Harrisonburg’s service industry is banding together to overcome financial fears by asking the community to pool resources and distribute wealth to those in need.
In a city with over 45 food-related businesses, two online resources are providing a means for contributing money and lessening the burden of mounting expenses to restaurant and bar employees who have lost jobs or have reduced hours due to COVID-19 health measures.
Having worked two nonconsecutive years at Bella Luna Wood-Fired Pizza as a dishwasher and cook with friends and family alongside him critically impacted by job insecurity, Nevin Lough Zehr is dedicating his birthday wish to worker solidarity.
The Harrisonburg Culinary District Workers GoFundMe is streaming money to a nonprofit association bank account designed to offer a helping hand to service industry workers who are vulnerable due to age, finances or documented status, Zehr said. On Saturday, he is to celebrate his 31st birthday by livestreaming all three “Donkey King Country” games in a row and raising money for unemployed workers in need.
“The original intent was just to have fun and stay connected with friends on my birthday but then I realized I could be raising funds for workers in the process. … I just felt that I needed to do something,” Zehr said. “This is not really about altruism or charity. It’s like social solidarity is the only way to survive this crisis and give our lives new purpose, you know, not individualism. Individualism is what leads to people hoarding hand sanitizer and disrupting the supply chain, and collective solidarity is what navigates us out of the storm.”
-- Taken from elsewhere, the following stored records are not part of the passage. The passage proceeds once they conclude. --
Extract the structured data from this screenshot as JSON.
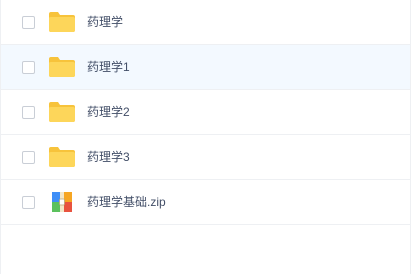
{
  "files": [
    {
      "name": "药理学",
      "type": "folder",
      "icon": "folder-icon"
    },
    {
      "name": "药理学1",
      "type": "folder",
      "icon": "folder-icon"
    },
    {
      "name": "药理学2",
      "type": "folder",
      "icon": "folder-icon"
    },
    {
      "name": "药理学3",
      "type": "folder",
      "icon": "folder-icon"
    },
    {
      "name": "药理学基础.zip",
      "type": "archive",
      "icon": "zip-icon"
    }
  ],
  "colors": {
    "folder": "#fdcf4f",
    "folder_tab": "#f7c33b",
    "highlight_row": "#f3f9ff",
    "zip_red": "#e8533f",
    "zip_green": "#5bc15d",
    "zip_blue": "#3e8ef7",
    "zip_orange": "#f6a623"
  }
}
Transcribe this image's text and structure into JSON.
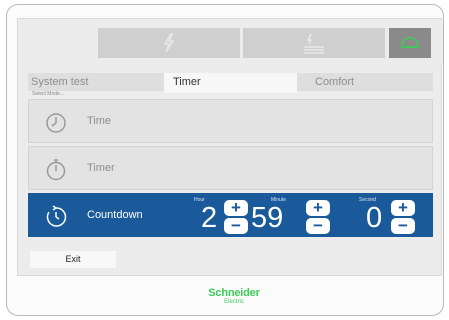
{
  "tabs": [
    {
      "label": "System test"
    },
    {
      "label": "Timer"
    },
    {
      "label": "Comfort"
    }
  ],
  "active_tab": "Timer",
  "select_mode_label": "Select Mode...",
  "modes": [
    {
      "label": "Time"
    },
    {
      "label": "Timer"
    },
    {
      "label": "Countdown"
    }
  ],
  "countdown": {
    "hour_label": "Hour",
    "minute_label": "Minute",
    "second_label": "Second",
    "hour": "2",
    "minute": "59",
    "second": "0",
    "plus": "+",
    "minus": "−"
  },
  "exit_label": "Exit",
  "brand": {
    "name": "Schneider",
    "sub": "Electric",
    "color": "#3dcd58"
  },
  "colors": {
    "selected_row": "#1a5a9a",
    "top_accent_icon": "#3dcd58"
  },
  "icons": [
    "lightning-icon",
    "heat-icon",
    "dome-icon",
    "clock-icon",
    "stopwatch-icon",
    "countdown-icon"
  ]
}
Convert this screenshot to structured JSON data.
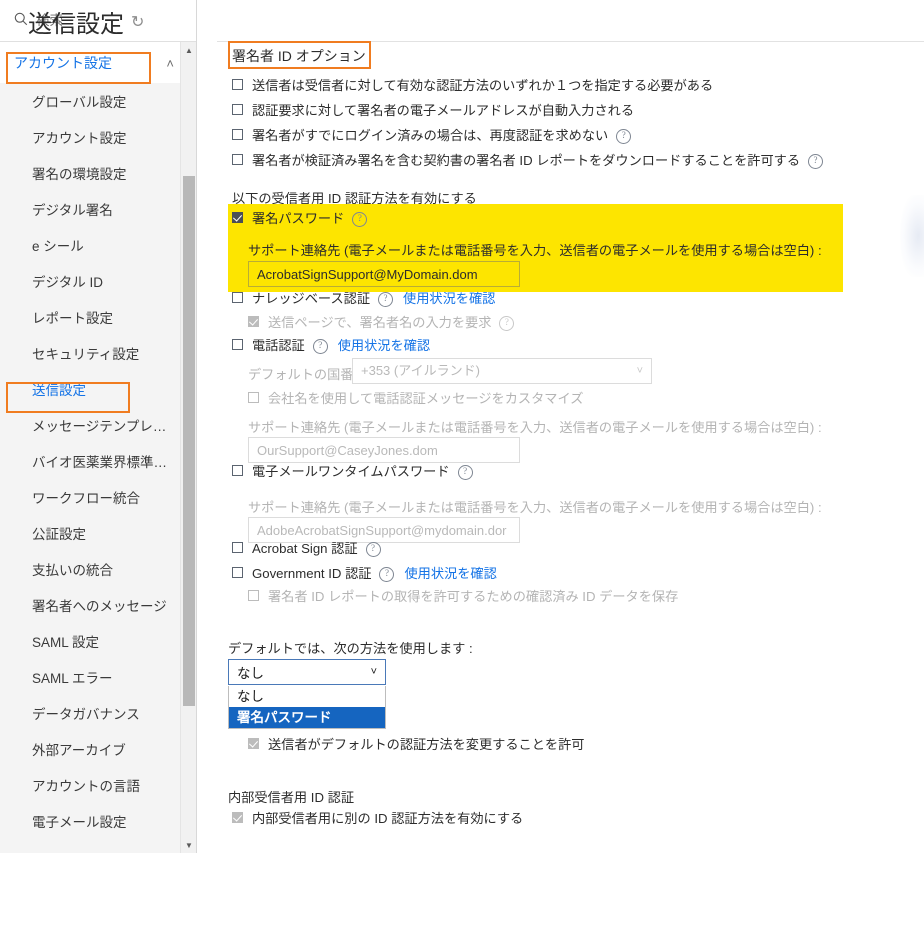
{
  "sidebar": {
    "search": {
      "placeholder": "検索",
      "icon": "search-icon"
    },
    "account_header": {
      "label": "アカウント設定",
      "chevron": "˄"
    },
    "items": [
      {
        "label": "グローバル設定"
      },
      {
        "label": "アカウント設定"
      },
      {
        "label": "署名の環境設定"
      },
      {
        "label": "デジタル署名"
      },
      {
        "label": "e シール"
      },
      {
        "label": "デジタル ID"
      },
      {
        "label": "レポート設定"
      },
      {
        "label": "セキュリティ設定"
      },
      {
        "label": "送信設定"
      },
      {
        "label": "メッセージテンプレ…"
      },
      {
        "label": "バイオ医薬業界標準…"
      },
      {
        "label": "ワークフロー統合"
      },
      {
        "label": "公証設定"
      },
      {
        "label": "支払いの統合"
      },
      {
        "label": "署名者へのメッセージ"
      },
      {
        "label": "SAML 設定"
      },
      {
        "label": "SAML エラー"
      },
      {
        "label": "データガバナンス"
      },
      {
        "label": "外部アーカイブ"
      },
      {
        "label": "アカウントの言語"
      },
      {
        "label": "電子メール設定"
      }
    ],
    "scroll_up_icon": "▲",
    "scroll_down_icon": "▼"
  },
  "main": {
    "title": "送信設定",
    "refresh_icon": "↻",
    "section_signer_id": "署名者 ID オプション",
    "top_options": [
      {
        "label": "送信者は受信者に対して有効な認証方法のいずれか１つを指定する必要がある",
        "checked": false,
        "info": false
      },
      {
        "label": "認証要求に対して署名者の電子メールアドレスが自動入力される",
        "checked": false,
        "info": false
      },
      {
        "label": "署名者がすでにログイン済みの場合は、再度認証を求めない",
        "checked": false,
        "info": true
      },
      {
        "label": "署名者が検証済み署名を含む契約書の署名者 ID レポートをダウンロードすることを許可する",
        "checked": false,
        "info": true
      }
    ],
    "enable_methods_heading": "以下の受信者用 ID 認証方法を有効にする",
    "signing_password": {
      "label": "署名パスワード",
      "checked": true,
      "support_label": "サポート連絡先 (電子メールまたは電話番号を入力、送信者の電子メールを使用する場合は空白) :",
      "support_value": "AcrobatSignSupport@MyDomain.dom"
    },
    "kba": {
      "label": "ナレッジベース認証",
      "checked": false,
      "link": "使用状況を確認",
      "sub_label": "送信ページで、署名者名の入力を要求",
      "sub_checked": true
    },
    "phone": {
      "label": "電話認証",
      "checked": false,
      "link": "使用状況を確認",
      "country_label": "デフォルトの国番号 :",
      "country_value": "+353 (アイルランド)",
      "customize_label": "会社名を使用して電話認証メッセージをカスタマイズ",
      "customize_checked": false,
      "support_label": "サポート連絡先 (電子メールまたは電話番号を入力、送信者の電子メールを使用する場合は空白) :",
      "support_value": "OurSupport@CaseyJones.dom"
    },
    "email_otp": {
      "label": "電子メールワンタイムパスワード",
      "checked": false,
      "support_label": "サポート連絡先 (電子メールまたは電話番号を入力、送信者の電子メールを使用する場合は空白) :",
      "support_value": "AdobeAcrobatSignSupport@mydomain.dor"
    },
    "acrobat_sign_auth": {
      "label": "Acrobat Sign 認証",
      "checked": false
    },
    "gov_id": {
      "label": "Government ID 認証",
      "checked": false,
      "link": "使用状況を確認",
      "sub_label": "署名者 ID レポートの取得を許可するための確認済み ID データを保存",
      "sub_checked": false
    },
    "default_method": {
      "heading": "デフォルトでは、次の方法を使用します :",
      "selected": "なし",
      "caret": "˅",
      "options": [
        {
          "label": "なし",
          "highlighted": false
        },
        {
          "label": "署名パスワード",
          "highlighted": true
        }
      ],
      "allow_change_label": "送信者がデフォルトの認証方法を変更することを許可",
      "allow_change_checked": true
    },
    "internal": {
      "heading": "内部受信者用 ID 認証",
      "label": "内部受信者用に別の ID 認証方法を有効にする",
      "checked": true
    }
  },
  "colors": {
    "highlight_box": "#f07c20",
    "yellow_highlight": "#FDE500",
    "link_blue": "#1473e6",
    "select_blue": "#1565c0"
  }
}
Beginning on Thursday at 11 a.m., Zehr is logging on as Kong and navigating his world until he completes the game trilogy, and anyone can tune into the Facebook livestream to watch him take on this feat. As of Tuesday, 40 donors have contributed $1,850 to the GoFundMe.
Benicio McBride was previously employed at The Golden Pony and Indian American Cafe but had to quit last week due to surmounting health concerns as a double immunocompromised individual. She said finances are a huge concern, and she is searching for isolated means of employment since the pandemic has forced her to self-quarantine. But that option is not available for everyone.
“I really liked working where I was working. I really like working one on one with people. But that just doesn’t seem like a very viable option right now,” McBride said. “A lot of people don’t understand how paycheck-to-paycheck a lot of restaurant workers are living, and that we’re kind of being put in this position that we’re aware that if we go back out into the service industry, we’ll probably be risking our lives. But I feel like a lot of people are willing to do it right now because they’re so stressed out about the potential of being homeless and not making their bills.”
No funds have been distributed yet, but Zehr said the process will probably give large sums of money to individuals on a rotating list. Maressa Cortes, a former food service employee and co-founder of “Las Traumadas” zine, has a background in nonprofit work and is assisting Zehr in determining how to allocate and distribute the money.
“Seeing every day, people getting laid off and seeing like that the government isn’t making active steps that are fast enough for the way that things are kind of falling apart,” Cortes said. “To suddenly have your income stripped from you is so incredibly devastating, especially to people who work paycheck-to-paycheck. … A lot of people are in a big place of worry about having their very basic shelter and food needs met, so I think [the GoFundMe] will be really beneficial for them.”
Jacob Lester started a parallel project, the Virtual Tip Jar, on Saturday. As of Tuesday, the list of restaurant workers who are unemployed or working with reduced hours had 73 names on it with attached PayPal and Venmo accounts.
The virtual donation spreadsheet was created based on a request on a Facebook group, Harrisonburg VA services in times of need. One group member had shared the online tip jar idea as implemented in Charlottesville and requested a similar transparent means of supporting local service industry workers in Harrisonburg, according to Lester.
“At that point, Nevin had started the GoFundMe … but some people felt this was a better way to know where the money was going,” he said. “The idea was to just communicate clearly how it works and what the need is and getting the specific language of ‘This is how you can help individuals.’”
While the tip jar is easily accessible to join and find a means of supporting people, Lester said the main downfall is the inability to know if funds are being distributed evenly or if placement on the spreadsheet has an impact on who people are donating to. Overall, Lester recommends that those who are able to donate give smaller amounts of money to a greater number of people rather than submit one large donation to a single person.
“Smaller amounts for more people is better for the local stability of business,” Lester said. “As many people as you can contribute towards, that’s what you should be doing.”
Zehr said the GoFundMe will remain up after he has finished the Donkey Kong games, with a long-term goal to eventually mobilize unemployed Harrisonburg restaurant and bar workers to advocate for their needs. The lack of a local workers union has always been a concern but has been exacerbated by the pandemic.
“We need solidarity across industries, worker solidarity. … I don’t want this to be like a nonprofit or like a social worker relationship where we’re managing or administering it to people. I want it to be collective,” Zehr said. “The personal financial crisis for Harrisonburg restaurant workers did not begin with COVID-19. Most restaurant workers in Harrisonburg are not paid a living wage, do not have paid sick leave or health insurance.”